Today is the Country Doctor and I’s 15th wedding anniversary.  I imagine we will celebrate it in much the same way we celebrated last year’s anniversary which was completely unforgettable and almost grotesquely romantic.  To further mark this milestone in our marriage, I thought I would re-print the wedding announcement that ran in both of our hometown newspapers.  It is a little unusual for a wedding announcement.  The Country Doctor wrote it back when he was only the Country Medical Student.  He has always been a little unusual too.  You will understand just how unusual, after you read it.  


Rechelle Renee Bishop and Michael Joseph Malin were blissfully entangled in holy matrimony May 28, 1994 at St. Lawrence Chapel in Lawrence, Kansas. Celebrants were Fr. Vince Krische, Lawrence and Rev. Ed Preston, Wichita.

Escorting the lovely bride were her strong but reluctant parents, Harrison and Martha Bishop. Goodland.  Looking relieved, Joe and Rita Malin of Plainville presented their son, the groom.

The lovely bride wore flowers in her hair and a snappy little white outfit from Green’s Bridal Shop of Plainville, replete with numerous snapdoodles, vivisections, and just the right number of booleyboos (see photo).  April Phillips, self -appointed wedding authority and sister of the bride, served as Matron of Honor.  She shared time with the Maid of Honor, Kelly Hagan a college chum of the bride, most recently of Oxford U.K.  Rachel Murray and Susan Munn, both from Lawrence and friends of the bride were bridesmaids.  Emily Malin, niece of the groom, bore her basket of flowers without mishap.

The groom wore what grooms always wear.  Steve malin (6-2, 205), was his brother’s Best Man.  He was assisted by groomsmen Dave Malin (6-5, 225) of Dallas, brother of the groom; Jake Jesse Sheffer (6-5, 220); and Joe Courtright (5-10, 175) Joplin, Mo., the latter two of who endeavored to set a poor example for ring bearer, Michael Davidson, impressionable young nephew of their friend, the groom.

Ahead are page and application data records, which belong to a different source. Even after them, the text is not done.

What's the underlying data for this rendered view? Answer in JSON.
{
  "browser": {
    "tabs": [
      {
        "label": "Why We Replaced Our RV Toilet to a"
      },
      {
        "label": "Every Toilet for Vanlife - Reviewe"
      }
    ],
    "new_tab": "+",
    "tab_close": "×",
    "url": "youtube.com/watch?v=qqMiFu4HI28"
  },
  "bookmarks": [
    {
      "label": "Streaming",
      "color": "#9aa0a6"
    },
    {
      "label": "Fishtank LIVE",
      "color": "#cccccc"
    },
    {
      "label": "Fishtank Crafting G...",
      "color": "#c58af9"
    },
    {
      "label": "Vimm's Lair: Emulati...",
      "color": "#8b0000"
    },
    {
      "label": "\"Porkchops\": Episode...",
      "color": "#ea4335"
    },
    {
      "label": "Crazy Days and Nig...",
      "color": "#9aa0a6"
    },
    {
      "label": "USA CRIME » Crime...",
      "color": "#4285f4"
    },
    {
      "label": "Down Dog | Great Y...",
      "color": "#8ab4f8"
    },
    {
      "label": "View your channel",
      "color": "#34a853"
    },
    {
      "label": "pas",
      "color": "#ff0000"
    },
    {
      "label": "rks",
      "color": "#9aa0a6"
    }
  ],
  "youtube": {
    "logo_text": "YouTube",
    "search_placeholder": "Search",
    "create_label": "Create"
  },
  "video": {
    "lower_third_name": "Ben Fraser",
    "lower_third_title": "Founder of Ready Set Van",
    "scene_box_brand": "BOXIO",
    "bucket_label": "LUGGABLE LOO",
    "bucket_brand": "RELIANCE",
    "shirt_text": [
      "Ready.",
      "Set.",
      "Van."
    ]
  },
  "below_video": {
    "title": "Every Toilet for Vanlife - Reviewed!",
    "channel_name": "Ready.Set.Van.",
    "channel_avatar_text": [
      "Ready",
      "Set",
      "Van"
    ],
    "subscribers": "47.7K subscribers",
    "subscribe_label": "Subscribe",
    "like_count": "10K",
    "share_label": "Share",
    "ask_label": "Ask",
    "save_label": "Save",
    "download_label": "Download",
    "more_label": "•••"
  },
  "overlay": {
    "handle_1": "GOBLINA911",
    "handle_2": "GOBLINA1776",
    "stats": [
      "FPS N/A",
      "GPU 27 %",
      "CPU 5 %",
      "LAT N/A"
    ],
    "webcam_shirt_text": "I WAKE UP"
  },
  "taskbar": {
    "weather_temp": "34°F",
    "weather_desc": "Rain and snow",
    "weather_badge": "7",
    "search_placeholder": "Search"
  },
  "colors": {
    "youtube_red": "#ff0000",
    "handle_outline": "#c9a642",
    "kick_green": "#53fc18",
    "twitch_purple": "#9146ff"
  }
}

Eric Moeder, Bo Bernasky, and Rod Chard, friends of the groom were the ushers.  Christi Malin sang a touching solo while Bonnie Bonine, friend of the bride, handled violin duties.  Norma Osborne and Hal Sears, dear friends of the bride served as lectors and pronounced every word correctly.  

Following the ceremony, all retreated to Stony Point Barn in rural Douglas County for a dinner and reception complete with roast pig, wedding cake, a bluegrass band, and a beautiful Spring evening.  All present agreed the baked beans were outstanding.

The bride is a 1987 graduate of Goodland Highschool and a 1991 graduate of the University of Kansas.  The groom is a 1985 graduate of Plainville High School and a 1989 graduate of the University of Kansas.  He recently began his first year of study at the KU School of Medicine.

Following a honeymoon which much to the groom’s chagrin did not include a Royals baseball game, the couple is at home trying to decide whose turn it is to do the dishes.


Wedding photo by Rick Mitchell

Later today, wedding shoes, paper bells, bridal headgear and a fabulous Tiffany’s giveaway!

Sort of…

Did I mention the cuteness yet?  




I know this is supposed to be a wind-up and I am supposed to be a nervous wreck…




My son is on the mound and the game is hanging in the balance…




If he can just strike that batter out, our team will keep their small lead and we will win the game…





But then my son’s face looks like this…





And if he disagrees with the umpire’s call he does this…




And sometimes he does this…






And this…






Can I help it if all I see is my little boy throwing a ball just like he used to throw things at his brothers when he was little?



And then his brother does this cute little shake thing when he is up to bat…


And I am dying people!



Somehow I don’t think I am taking this baseball thing nearly seriously enough.